* DESCRIPTION OF THE TASK
Check each line of the data for "Search", then give the number of lines that have it, without any other words.

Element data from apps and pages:
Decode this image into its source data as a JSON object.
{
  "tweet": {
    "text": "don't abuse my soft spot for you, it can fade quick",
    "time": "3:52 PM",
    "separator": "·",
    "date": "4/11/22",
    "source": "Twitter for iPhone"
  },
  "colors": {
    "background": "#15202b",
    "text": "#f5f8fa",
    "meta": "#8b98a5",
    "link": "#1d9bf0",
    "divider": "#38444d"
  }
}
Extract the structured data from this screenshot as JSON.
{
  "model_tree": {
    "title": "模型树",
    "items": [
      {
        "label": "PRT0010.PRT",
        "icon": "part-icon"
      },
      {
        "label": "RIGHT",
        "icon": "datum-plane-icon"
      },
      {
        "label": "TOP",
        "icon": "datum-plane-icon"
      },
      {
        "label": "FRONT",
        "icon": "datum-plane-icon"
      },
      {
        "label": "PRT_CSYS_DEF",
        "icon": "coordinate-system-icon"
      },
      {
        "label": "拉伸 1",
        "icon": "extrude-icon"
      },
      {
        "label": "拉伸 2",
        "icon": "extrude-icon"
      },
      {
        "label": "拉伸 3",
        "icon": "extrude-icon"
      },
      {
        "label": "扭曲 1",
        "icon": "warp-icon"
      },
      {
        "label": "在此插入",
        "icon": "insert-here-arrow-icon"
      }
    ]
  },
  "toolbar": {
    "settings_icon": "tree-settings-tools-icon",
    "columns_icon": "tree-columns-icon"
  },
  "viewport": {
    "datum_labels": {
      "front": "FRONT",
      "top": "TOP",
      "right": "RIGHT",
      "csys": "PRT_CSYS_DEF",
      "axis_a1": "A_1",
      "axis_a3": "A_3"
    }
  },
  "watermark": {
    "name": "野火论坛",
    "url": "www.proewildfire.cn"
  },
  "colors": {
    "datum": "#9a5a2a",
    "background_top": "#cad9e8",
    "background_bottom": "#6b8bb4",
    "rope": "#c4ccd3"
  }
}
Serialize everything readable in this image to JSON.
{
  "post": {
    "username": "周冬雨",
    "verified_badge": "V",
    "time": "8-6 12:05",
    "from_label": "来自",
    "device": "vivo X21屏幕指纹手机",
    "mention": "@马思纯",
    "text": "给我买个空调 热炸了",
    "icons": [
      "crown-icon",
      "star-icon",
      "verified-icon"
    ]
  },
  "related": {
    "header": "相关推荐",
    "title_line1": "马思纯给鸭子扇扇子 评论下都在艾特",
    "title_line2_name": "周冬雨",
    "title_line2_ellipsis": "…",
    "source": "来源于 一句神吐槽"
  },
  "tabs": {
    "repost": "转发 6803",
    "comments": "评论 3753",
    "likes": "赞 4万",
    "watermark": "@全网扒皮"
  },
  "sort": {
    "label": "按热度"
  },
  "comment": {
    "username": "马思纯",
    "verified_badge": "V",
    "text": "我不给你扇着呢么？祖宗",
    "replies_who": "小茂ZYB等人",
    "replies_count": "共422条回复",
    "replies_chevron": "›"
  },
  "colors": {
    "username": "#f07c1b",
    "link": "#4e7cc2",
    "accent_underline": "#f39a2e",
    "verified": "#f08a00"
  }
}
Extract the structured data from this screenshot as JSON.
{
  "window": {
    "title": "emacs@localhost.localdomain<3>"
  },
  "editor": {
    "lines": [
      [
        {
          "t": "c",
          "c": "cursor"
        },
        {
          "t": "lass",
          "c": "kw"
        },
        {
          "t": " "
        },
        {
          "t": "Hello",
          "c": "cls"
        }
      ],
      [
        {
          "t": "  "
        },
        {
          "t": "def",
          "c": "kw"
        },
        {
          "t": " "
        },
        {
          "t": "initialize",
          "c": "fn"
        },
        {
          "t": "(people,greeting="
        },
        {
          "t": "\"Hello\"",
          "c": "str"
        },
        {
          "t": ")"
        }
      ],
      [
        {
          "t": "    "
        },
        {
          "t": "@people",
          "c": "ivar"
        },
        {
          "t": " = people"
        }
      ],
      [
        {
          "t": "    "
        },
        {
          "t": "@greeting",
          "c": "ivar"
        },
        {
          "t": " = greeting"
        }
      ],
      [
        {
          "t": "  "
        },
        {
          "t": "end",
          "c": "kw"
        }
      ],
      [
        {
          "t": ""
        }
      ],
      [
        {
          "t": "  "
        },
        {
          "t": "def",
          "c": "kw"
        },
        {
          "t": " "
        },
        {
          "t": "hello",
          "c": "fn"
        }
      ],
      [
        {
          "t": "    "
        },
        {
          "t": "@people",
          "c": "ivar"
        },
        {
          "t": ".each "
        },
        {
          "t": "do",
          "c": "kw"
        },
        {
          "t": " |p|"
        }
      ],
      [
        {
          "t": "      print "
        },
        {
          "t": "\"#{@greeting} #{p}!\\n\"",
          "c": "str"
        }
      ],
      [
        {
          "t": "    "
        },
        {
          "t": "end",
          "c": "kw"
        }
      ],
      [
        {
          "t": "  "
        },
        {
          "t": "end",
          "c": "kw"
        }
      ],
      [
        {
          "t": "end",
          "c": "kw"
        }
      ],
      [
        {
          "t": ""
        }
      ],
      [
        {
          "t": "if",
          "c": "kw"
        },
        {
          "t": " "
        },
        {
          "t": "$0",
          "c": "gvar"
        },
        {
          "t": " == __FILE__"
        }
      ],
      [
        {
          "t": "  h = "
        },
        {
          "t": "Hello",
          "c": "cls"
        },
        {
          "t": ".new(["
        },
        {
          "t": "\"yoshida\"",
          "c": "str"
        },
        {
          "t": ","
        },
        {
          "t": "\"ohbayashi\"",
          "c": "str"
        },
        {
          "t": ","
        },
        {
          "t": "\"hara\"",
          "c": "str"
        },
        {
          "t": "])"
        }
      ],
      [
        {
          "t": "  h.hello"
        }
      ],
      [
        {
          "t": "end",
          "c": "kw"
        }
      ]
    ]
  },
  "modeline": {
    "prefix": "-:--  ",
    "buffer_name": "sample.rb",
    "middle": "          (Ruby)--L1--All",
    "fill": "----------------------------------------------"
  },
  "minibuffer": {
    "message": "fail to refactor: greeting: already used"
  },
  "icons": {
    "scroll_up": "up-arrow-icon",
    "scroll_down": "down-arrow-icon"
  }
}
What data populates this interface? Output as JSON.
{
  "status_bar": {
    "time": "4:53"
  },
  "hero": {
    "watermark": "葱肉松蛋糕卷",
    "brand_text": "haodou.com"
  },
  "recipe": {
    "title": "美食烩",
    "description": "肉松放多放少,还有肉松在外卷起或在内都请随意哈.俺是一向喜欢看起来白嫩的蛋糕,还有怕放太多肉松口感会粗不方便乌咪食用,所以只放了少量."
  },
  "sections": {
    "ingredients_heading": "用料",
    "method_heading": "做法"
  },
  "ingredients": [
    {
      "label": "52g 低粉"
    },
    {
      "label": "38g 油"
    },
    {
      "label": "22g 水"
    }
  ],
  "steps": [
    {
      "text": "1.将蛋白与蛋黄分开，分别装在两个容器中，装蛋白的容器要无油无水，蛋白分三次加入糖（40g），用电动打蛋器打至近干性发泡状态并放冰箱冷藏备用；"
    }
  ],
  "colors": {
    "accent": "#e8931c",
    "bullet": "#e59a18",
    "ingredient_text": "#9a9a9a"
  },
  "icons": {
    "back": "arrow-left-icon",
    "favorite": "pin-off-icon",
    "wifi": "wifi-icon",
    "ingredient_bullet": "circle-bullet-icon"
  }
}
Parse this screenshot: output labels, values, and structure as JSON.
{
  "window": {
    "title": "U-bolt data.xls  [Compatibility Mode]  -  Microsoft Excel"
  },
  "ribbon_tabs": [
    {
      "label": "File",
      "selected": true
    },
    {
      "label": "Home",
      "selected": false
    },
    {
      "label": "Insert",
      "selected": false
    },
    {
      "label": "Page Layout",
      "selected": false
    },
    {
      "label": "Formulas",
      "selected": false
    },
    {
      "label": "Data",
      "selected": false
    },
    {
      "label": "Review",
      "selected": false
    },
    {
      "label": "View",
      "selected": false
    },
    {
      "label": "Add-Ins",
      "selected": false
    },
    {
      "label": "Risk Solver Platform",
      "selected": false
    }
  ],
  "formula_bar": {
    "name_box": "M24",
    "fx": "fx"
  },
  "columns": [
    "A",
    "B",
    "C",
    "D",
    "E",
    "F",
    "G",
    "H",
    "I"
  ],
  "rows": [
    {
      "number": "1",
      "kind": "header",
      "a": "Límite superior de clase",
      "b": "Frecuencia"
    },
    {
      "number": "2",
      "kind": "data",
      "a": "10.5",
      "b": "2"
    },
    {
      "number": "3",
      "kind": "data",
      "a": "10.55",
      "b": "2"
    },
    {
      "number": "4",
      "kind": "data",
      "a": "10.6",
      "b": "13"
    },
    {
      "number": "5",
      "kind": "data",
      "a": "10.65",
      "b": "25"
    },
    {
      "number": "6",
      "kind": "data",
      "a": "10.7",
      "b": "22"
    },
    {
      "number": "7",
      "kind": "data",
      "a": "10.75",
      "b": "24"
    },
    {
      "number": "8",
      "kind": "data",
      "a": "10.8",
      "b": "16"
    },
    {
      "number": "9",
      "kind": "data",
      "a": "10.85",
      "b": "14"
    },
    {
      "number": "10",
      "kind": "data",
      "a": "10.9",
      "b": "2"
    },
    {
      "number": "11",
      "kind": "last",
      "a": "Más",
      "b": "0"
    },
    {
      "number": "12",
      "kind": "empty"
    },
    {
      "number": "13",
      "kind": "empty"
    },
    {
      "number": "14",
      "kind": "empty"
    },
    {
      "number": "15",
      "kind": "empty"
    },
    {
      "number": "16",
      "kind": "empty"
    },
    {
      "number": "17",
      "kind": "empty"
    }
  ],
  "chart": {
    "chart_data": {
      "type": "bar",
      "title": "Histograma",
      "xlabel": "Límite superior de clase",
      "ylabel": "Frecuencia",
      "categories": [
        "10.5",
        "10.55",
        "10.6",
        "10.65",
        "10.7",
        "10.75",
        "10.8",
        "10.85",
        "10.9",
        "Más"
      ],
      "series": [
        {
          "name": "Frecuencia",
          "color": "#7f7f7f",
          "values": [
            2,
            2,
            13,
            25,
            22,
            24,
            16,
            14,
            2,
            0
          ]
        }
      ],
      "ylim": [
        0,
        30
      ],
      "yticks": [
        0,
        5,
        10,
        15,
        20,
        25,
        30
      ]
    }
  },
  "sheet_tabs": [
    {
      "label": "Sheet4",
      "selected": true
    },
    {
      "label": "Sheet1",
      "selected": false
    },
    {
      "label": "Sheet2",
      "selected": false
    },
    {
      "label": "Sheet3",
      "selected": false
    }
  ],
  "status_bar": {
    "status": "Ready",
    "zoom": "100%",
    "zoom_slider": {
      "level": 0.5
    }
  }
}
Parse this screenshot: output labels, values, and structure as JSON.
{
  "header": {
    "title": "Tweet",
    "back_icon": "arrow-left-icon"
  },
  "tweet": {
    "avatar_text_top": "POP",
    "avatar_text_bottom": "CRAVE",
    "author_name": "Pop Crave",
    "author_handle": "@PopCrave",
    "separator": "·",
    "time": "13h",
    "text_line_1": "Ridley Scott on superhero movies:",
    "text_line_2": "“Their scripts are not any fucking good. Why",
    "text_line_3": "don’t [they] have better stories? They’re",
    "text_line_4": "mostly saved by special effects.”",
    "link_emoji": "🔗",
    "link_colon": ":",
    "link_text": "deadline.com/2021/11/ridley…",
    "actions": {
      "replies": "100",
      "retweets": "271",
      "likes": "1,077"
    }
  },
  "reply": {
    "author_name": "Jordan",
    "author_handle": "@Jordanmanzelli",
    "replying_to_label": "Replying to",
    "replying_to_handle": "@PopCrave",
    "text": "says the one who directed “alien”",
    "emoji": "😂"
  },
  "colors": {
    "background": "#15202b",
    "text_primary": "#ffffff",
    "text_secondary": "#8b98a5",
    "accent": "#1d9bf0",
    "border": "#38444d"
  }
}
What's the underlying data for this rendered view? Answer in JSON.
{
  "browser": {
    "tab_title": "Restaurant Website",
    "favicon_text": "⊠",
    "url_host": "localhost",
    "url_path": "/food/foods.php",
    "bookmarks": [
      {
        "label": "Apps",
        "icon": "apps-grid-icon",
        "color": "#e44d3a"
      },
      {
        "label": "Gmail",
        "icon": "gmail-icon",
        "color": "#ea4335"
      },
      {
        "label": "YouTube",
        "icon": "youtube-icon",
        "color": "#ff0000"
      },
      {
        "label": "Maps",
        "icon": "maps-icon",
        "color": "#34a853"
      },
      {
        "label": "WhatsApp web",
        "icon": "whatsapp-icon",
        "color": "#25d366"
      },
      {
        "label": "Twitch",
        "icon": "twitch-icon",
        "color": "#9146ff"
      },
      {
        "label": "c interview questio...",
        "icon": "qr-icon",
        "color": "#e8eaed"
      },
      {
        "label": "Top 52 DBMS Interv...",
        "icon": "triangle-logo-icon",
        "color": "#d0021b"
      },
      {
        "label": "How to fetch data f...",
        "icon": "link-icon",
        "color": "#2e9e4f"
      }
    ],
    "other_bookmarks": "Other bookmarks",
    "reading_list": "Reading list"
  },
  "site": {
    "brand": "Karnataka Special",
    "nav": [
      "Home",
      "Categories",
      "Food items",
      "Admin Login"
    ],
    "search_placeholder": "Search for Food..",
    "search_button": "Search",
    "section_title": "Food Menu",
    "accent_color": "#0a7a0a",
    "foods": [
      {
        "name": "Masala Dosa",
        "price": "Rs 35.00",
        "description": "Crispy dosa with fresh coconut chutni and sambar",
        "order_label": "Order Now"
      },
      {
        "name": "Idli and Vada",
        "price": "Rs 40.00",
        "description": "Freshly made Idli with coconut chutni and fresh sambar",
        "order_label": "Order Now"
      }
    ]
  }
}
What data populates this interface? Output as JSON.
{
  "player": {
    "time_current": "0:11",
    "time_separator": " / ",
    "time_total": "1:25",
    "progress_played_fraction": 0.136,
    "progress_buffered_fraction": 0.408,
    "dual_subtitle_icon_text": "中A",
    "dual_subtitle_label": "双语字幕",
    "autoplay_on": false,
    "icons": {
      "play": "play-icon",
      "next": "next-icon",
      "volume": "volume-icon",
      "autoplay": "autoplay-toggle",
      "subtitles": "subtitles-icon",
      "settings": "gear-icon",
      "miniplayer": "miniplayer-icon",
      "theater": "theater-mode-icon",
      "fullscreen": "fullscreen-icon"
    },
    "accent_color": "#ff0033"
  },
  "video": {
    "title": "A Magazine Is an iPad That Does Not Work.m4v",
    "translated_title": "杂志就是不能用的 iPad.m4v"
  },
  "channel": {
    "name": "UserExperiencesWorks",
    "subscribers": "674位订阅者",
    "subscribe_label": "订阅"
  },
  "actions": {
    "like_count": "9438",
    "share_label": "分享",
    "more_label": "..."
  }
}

* EXPECTED OUTPUT
2